**Directions for this task:** A line qualifies if it holds the string "select". Copy every qualifying line from the records.

**Record excerpts:**

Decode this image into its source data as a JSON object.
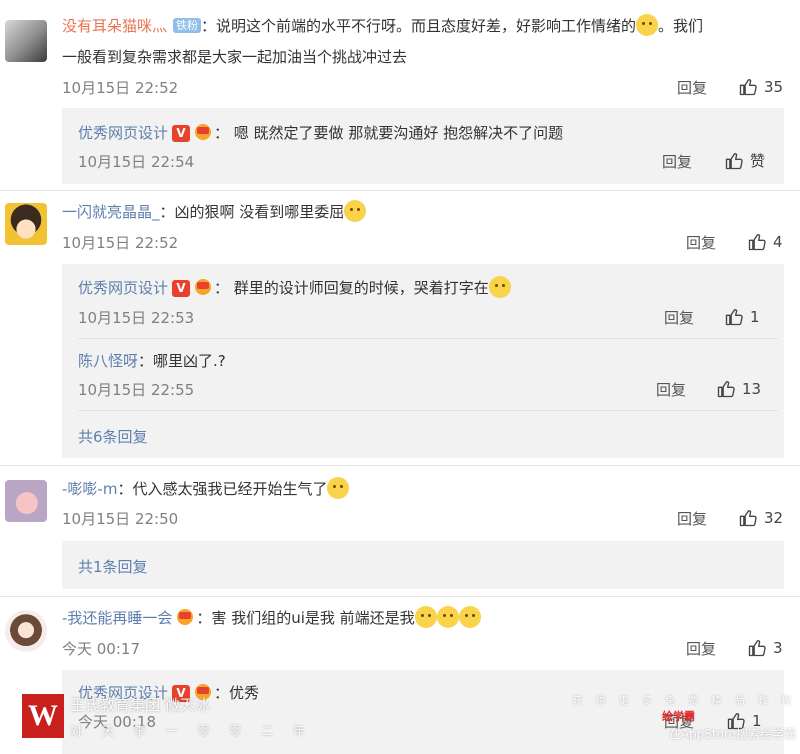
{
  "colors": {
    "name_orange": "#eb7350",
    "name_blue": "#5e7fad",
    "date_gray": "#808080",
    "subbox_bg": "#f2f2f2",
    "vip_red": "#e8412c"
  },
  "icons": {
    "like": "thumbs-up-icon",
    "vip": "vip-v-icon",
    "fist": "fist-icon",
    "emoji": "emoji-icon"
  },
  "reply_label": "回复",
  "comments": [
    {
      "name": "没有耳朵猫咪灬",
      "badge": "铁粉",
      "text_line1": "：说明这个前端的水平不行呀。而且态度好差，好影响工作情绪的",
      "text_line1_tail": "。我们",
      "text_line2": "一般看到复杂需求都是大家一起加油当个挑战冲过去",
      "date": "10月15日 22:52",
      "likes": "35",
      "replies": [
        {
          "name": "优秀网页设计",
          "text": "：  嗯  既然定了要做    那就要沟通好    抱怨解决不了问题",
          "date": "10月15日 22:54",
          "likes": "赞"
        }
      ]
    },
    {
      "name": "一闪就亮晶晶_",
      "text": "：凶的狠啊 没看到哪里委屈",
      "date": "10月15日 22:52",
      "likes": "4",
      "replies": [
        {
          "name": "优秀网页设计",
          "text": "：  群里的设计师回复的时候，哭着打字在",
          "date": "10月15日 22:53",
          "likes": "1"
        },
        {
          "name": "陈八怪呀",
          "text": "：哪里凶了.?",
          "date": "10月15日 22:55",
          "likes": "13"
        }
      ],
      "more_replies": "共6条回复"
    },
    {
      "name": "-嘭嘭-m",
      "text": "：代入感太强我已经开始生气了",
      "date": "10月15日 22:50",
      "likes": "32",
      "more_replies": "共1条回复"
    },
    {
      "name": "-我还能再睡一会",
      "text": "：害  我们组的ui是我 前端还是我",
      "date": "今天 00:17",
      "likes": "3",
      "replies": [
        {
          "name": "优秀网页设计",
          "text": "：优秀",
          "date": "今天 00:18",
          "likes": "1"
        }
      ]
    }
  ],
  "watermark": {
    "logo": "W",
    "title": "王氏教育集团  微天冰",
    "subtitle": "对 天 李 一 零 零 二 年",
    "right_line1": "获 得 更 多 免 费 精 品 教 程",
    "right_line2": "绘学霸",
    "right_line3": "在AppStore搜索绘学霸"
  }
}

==

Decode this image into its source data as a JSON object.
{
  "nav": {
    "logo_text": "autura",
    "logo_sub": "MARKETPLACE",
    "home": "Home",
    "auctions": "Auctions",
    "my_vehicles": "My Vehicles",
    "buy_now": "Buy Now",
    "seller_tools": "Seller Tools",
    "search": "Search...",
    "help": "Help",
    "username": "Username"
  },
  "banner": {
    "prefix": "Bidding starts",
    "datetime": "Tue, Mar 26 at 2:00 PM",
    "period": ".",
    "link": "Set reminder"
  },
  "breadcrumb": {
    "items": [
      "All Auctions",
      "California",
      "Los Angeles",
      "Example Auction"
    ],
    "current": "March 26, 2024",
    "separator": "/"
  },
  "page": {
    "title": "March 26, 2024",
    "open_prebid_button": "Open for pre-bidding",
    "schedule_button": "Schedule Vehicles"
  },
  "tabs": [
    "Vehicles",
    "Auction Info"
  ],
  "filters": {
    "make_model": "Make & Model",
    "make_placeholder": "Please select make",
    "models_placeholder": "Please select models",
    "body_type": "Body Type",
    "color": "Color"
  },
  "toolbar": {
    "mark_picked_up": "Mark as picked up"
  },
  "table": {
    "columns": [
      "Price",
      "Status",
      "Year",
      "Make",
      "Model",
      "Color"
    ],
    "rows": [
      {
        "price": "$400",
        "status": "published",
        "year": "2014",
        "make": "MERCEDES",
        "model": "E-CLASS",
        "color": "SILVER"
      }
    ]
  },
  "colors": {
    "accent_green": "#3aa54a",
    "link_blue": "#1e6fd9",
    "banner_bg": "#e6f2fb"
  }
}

**Task output:**
    "make_placeholder": "Please select make",
    "models_placeholder": "Please select models",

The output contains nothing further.